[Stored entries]
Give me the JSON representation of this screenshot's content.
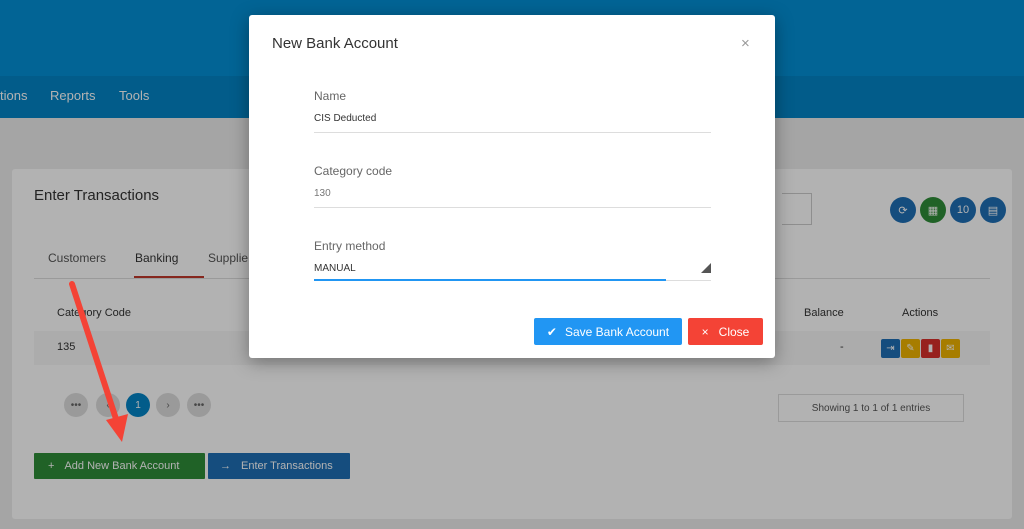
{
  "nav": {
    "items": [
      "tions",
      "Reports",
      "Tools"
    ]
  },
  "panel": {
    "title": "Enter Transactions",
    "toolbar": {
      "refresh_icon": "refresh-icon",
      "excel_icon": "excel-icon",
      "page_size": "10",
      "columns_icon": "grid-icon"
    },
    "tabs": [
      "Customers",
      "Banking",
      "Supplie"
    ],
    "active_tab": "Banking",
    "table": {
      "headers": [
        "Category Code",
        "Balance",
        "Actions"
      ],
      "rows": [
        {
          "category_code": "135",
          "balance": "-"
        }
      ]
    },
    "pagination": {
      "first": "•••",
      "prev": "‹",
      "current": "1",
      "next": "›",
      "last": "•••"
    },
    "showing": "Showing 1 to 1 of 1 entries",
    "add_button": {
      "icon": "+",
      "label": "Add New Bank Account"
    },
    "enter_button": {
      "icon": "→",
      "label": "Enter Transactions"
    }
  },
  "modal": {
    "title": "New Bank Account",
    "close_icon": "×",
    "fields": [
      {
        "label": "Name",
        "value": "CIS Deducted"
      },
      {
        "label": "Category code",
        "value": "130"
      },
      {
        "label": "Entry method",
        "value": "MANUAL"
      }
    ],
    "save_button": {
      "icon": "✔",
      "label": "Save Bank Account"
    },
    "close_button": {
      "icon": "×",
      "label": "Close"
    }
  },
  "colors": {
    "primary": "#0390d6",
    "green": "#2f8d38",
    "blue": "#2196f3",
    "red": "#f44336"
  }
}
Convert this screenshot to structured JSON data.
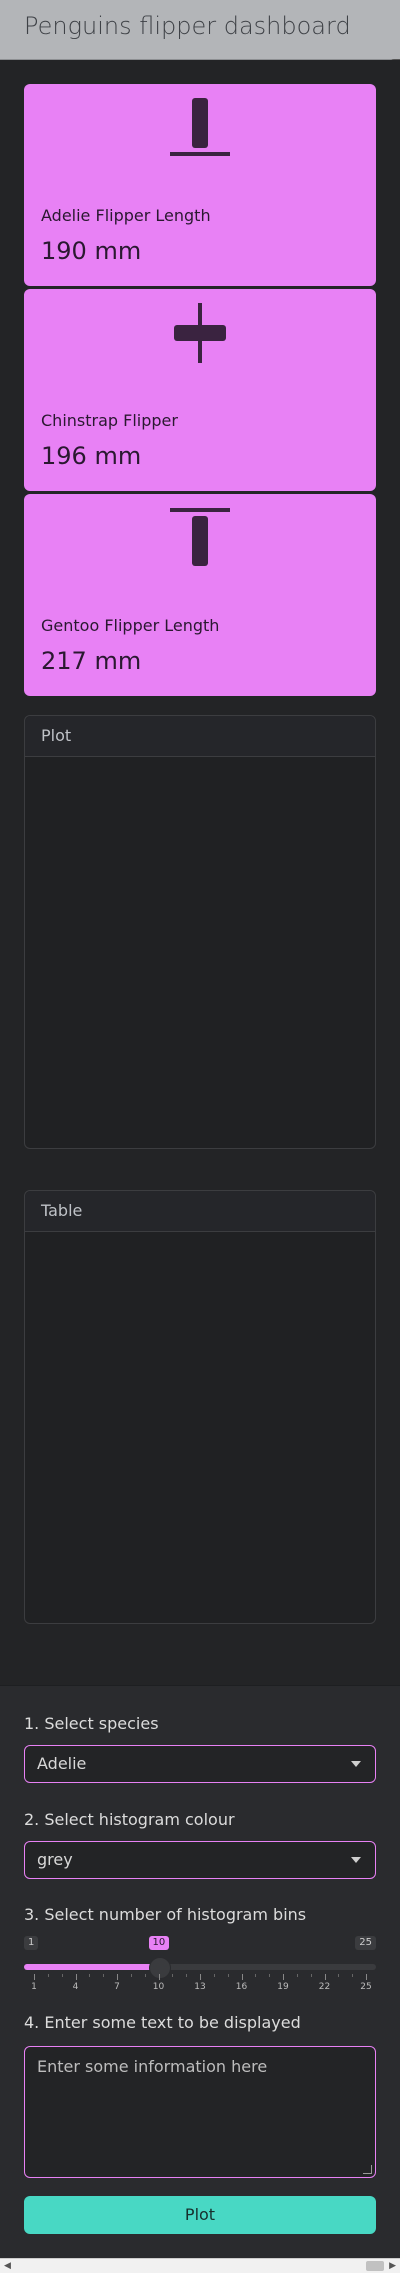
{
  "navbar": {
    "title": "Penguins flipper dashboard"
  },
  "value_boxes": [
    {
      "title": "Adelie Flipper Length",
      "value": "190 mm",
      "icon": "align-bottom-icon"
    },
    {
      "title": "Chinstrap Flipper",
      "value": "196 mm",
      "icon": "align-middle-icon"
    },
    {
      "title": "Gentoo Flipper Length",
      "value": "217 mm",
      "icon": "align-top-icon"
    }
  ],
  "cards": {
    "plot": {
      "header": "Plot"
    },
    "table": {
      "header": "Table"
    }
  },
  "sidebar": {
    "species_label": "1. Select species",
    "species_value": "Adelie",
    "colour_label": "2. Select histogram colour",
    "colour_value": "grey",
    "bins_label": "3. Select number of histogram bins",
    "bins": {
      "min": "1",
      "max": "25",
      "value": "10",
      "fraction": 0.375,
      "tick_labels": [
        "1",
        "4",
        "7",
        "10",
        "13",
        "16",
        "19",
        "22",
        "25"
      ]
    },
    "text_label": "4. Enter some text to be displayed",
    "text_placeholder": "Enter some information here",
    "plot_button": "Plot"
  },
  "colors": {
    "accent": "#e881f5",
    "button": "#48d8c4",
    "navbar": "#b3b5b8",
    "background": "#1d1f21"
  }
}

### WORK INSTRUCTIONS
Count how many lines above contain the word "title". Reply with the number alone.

### WORKED SOLUTION
6